● PROBLEM TO SOLVE
Return each line of the data below that contains the string "title".

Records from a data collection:
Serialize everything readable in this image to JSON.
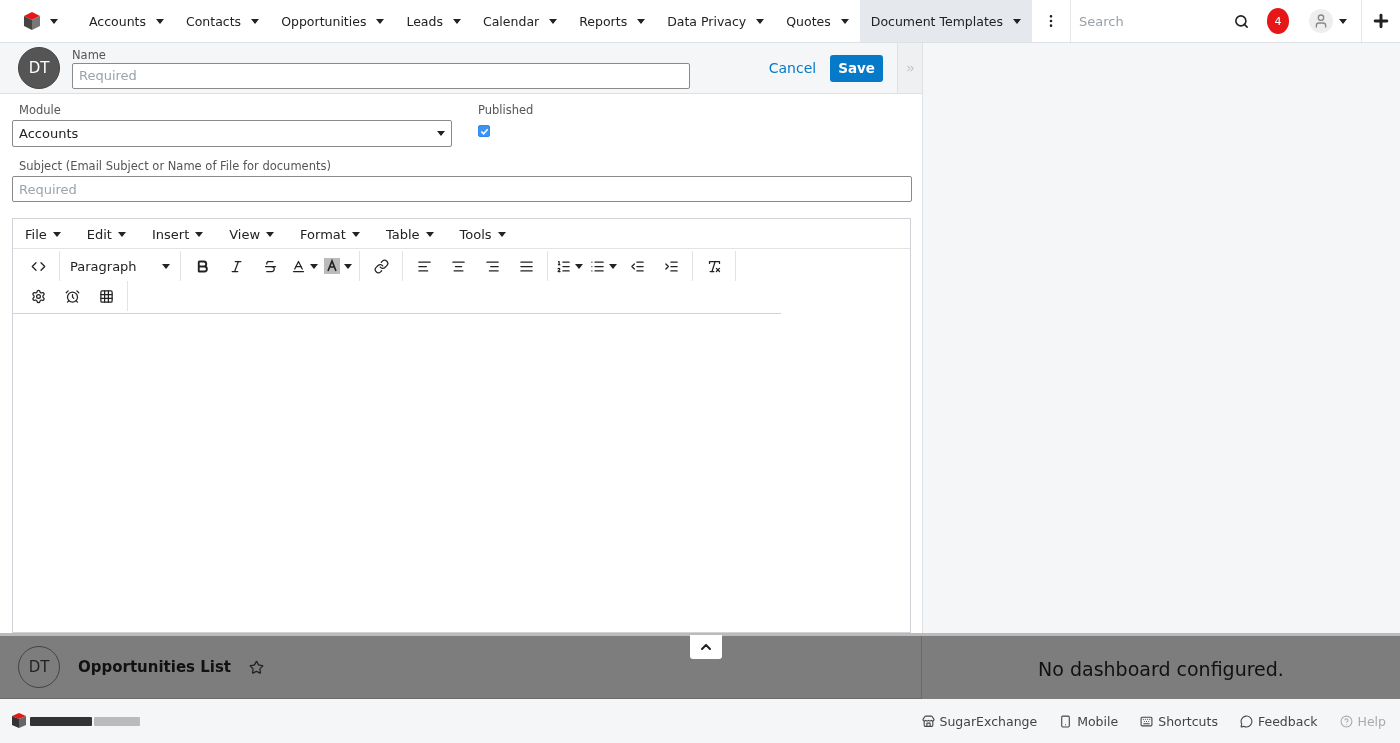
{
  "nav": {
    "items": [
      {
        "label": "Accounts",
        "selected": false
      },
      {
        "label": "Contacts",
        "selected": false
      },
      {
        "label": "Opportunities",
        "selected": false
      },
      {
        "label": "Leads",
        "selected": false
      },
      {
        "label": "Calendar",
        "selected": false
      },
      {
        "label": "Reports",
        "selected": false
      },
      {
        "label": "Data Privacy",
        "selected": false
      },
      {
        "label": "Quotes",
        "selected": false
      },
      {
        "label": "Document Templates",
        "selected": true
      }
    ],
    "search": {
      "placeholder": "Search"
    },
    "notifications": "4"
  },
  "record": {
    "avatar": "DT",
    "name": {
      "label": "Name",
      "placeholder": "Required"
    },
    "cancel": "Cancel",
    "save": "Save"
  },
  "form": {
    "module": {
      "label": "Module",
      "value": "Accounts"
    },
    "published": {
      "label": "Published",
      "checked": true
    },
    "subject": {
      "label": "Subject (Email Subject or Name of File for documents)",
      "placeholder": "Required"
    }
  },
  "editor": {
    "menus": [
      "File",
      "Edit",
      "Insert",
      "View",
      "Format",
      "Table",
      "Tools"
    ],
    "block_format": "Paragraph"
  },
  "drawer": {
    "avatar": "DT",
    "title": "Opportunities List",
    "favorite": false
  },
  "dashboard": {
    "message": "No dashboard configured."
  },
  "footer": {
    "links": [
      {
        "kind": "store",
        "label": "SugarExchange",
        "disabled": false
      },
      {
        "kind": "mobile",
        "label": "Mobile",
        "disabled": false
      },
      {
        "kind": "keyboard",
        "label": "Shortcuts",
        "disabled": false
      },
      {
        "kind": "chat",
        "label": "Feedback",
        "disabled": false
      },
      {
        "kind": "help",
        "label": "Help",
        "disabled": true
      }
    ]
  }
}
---
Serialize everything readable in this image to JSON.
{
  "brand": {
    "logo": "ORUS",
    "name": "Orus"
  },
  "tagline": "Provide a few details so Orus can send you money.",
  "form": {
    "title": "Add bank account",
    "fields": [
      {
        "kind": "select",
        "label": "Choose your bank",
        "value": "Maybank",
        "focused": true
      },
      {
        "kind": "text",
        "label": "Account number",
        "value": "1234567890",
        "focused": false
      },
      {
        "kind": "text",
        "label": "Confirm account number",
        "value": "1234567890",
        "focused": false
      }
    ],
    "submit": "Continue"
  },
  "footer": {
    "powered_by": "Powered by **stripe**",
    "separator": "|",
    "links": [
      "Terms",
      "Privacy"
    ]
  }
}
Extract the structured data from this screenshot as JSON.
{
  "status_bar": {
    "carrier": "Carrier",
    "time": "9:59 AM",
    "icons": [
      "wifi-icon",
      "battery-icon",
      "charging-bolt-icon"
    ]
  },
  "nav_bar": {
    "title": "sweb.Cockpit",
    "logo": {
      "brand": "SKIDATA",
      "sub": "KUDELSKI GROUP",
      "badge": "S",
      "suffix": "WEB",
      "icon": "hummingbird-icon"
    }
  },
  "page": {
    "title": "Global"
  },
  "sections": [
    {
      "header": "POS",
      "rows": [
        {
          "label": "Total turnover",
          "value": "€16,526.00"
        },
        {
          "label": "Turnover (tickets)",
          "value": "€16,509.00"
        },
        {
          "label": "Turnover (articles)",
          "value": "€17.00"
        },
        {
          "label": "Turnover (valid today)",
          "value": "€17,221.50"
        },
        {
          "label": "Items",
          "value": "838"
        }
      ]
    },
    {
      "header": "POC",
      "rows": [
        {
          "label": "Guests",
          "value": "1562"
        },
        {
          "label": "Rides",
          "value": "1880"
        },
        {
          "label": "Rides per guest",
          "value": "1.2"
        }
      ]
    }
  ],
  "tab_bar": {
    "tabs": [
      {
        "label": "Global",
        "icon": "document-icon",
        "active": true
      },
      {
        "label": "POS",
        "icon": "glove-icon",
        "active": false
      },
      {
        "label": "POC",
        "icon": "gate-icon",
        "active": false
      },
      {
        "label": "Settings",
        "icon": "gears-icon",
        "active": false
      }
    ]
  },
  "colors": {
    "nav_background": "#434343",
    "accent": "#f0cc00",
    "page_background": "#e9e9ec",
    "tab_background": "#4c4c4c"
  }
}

● EXERCISE RESPONSE
    "title": "Opportunities List",
    "title": "Add bank account",
    "title": "sweb.Cockpit",
    "title": "Global"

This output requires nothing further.